This section is from the book "A Manual Of Photography", by Robert Hunt. Also available from Amazon: A Manual of Photography.
" A mezzotinto picture was now pressed on a glazed frame over another portion of the same paper, and abandoned on the upper shelf of a green-house to whatever sun might occur from August 19 to October 19. The interval proved one of almost uninterrupted storm, rain, and darkness. On removal, no appearance whatever of any impressed picture could be discerned, nor was it even possible to tell the top of the picture from the bottom. It was then exposed in a glass jar to the fumes of muriatic acid, when, after a few minutes, the development of the dormant picture commenced, and slowly proceeded, disclosing the details in a soft and pleasing style. Being then laid by in a drawer, with free access of air, the picture again faded, by very slow degrees, and on January 2, 1842, was found quite obliterated. Being then subjected to the acid vapour the colour was reproduced.
Chemists are familiar with the colour of this flower as a test of acids and alkalies, for which, however, it seems by no means better adapted than many others; less so, indeed, than that of the Violar tricolor, the common purple iris, and many others which might be named. It offers, in fact, another and rather a striking instance of the simultaneous existence of two colouring ingredients in the same flower, comporting themselves differently, not only in regard to light but to chemical agents. Extracted with alcohol, the juice of the violet is of a rich blue colour, which it imparts in high perfection to paper. Exposed to sunshine, a portion of this colour gives way pretty readily, but a residual blue, rather inclining to greenish, resists obstinately, and requires a very much longer exposure (for whole weeks, indeed) for its destruction, which is not even then complete. Photographic impressions, therefore, taken on this paper, though very pretty, are exceedingly tedious in their preperation, if we would have the lights sharply made out.
Among a great many hybrid varieties of this genus, lately forwarded to me from the Cape, occurred one of a very intense purplish-brown colour, nearly black. The alcoholic extract of this flower in its liquid state is rich crimson-brown.

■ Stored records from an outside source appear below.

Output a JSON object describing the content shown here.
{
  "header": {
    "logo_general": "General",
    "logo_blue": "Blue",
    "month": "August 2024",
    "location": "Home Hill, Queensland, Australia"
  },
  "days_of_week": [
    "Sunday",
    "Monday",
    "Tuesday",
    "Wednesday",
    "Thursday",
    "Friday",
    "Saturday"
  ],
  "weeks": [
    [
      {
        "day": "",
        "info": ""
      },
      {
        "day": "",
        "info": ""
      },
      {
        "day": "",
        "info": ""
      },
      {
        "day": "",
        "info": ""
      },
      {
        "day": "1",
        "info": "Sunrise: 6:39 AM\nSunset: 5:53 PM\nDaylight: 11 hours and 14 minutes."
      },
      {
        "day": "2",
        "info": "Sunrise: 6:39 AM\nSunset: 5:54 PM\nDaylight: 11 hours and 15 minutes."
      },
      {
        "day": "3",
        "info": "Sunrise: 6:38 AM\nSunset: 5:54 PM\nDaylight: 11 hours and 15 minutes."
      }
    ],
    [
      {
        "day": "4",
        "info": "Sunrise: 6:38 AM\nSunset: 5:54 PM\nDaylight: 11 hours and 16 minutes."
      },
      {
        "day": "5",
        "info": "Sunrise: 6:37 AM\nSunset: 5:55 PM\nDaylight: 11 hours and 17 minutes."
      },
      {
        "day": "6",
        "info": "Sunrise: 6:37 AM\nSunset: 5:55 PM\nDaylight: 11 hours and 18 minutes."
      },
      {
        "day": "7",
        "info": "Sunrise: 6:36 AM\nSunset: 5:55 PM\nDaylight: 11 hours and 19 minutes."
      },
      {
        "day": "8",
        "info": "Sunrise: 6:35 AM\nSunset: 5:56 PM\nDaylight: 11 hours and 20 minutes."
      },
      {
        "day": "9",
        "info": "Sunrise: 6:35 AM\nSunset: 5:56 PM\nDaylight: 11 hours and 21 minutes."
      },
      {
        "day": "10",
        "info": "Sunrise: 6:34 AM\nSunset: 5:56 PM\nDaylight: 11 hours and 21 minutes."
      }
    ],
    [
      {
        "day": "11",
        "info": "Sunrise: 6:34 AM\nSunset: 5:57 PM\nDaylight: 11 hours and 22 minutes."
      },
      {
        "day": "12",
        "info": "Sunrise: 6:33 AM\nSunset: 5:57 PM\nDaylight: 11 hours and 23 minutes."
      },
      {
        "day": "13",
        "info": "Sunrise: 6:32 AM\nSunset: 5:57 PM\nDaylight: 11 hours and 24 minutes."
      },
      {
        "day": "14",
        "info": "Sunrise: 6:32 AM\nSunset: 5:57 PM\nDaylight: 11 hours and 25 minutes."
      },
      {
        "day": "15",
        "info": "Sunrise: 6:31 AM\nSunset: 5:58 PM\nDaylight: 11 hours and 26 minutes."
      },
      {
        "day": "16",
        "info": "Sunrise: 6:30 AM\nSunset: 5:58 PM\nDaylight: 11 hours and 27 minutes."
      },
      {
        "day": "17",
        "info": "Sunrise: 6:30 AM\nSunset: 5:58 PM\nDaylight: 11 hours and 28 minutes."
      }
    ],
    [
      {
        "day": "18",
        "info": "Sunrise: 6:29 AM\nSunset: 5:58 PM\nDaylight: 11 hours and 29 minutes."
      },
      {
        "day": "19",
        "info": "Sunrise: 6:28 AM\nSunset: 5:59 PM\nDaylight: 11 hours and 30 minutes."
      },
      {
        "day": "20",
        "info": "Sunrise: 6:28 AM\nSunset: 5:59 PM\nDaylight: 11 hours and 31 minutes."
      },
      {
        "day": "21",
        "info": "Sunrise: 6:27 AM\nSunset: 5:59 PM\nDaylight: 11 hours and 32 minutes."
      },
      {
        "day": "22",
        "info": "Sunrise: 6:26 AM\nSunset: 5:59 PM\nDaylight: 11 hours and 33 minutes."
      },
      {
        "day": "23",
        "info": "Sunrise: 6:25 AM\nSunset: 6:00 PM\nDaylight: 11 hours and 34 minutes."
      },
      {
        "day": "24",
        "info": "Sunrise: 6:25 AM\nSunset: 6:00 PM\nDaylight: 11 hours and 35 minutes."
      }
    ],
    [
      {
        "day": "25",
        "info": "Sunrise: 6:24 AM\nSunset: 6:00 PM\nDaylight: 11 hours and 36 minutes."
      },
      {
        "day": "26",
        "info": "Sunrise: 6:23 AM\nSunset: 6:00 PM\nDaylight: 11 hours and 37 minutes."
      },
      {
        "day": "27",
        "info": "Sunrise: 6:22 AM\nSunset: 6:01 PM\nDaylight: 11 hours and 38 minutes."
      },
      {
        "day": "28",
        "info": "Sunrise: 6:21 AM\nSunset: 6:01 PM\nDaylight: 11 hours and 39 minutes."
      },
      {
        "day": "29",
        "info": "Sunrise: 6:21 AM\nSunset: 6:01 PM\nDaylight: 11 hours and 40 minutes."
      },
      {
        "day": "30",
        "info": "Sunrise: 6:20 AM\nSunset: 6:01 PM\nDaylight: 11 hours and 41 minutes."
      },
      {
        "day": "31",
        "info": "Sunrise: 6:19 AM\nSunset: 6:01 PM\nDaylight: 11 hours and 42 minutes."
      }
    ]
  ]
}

Spread on paper, it imparted a dark olive-green colour, which proved perfectly insensible to very prolonged action, either of sunshine or the spectrum. The addition of carbonate of soda changed the colour of this tincture to a good green, slightly inclining to olive, and which imparted the same tint to paper. In this state, to my surprise, it manifested rather a high degree of photographic sensibility, and gave very pretty pictures with a day or two of exposure to sunshine. When prepared with the fresh juice there is hardly any residual tint, but if the paper be kept, a great amount of indestructible yellow remains outstanding. The action is confined chiefly to the negative end of the spectrum; all but the first five or six parts beyond the yellow show little more than a trace of action. A photograph impressed on this paper is reddened by muriatic acid fumes. If then transferred to an atmosphere of ammonia, and when super-saturated the excess of alkali allowed to exhale, it is fixed, and of a dark green colour. Both the tint and sharpness of the picture, however, suffer in this process.
Among the vegetable colours totally destroyed by light, or which leave no residual tint, at least when fresh prepared, perhaps the two most rich and beautiful are those of the red poppy and the double purple groundsel (Senecio splendens). The former owes its red colour in all probability to free carbonic acid, or some other (as the acetic), completely expelled by drying : for the colour its tincture imparts to paper, instead of red, is a fine blue very slightly verging on slate-blue. But it has by no means the ordinary chemical characters of blue vegetable colours. Carbonate of soda, for instance, does not in the least degree turn the expressed juice green; and when washed with the mixture, a paper results of a light slate-grey, hardly at all inclining to green. the blue tincture is considerably sensitive, and from the richness of its tone and the absence of residual tint, paper stained with it affords photographic impressions of great beauty and sharpness, some of which will be found among the collection submitted with this paper for inspection.
This flower yields a rich purple juice in great abundance and of surprising intensity. Nothing can exceed the rich and velvety tint of paper tinted while it is fresh. It is, however, not very sensible to light, and many weeks are necessary to obtain a good photographic impression".
In the progress of my own researches on this subject, I found that the green colouring matter of the leaves of herbaceous plants, when spread upon paper, changed with tolerable rapidity when exposed to sunshine. There are, however, some very curious points connected with the phenomena of these changes which demand a far more extensive investigation than they have yet received.
I find that the juices taken from the leaves in the spring, change more rapidly than when expressed from the same plants in the autumn; and the juices of those flowering plants which have been cultivated under the artificial circumstances of a store-house, or conservatory, are more readily affected than such as are grown in the open air. Many of the experiments just described furnish very instructive examples of the operations of the solar rays upon organic bodies, from which we may deduce important truths connected with natural phenomena.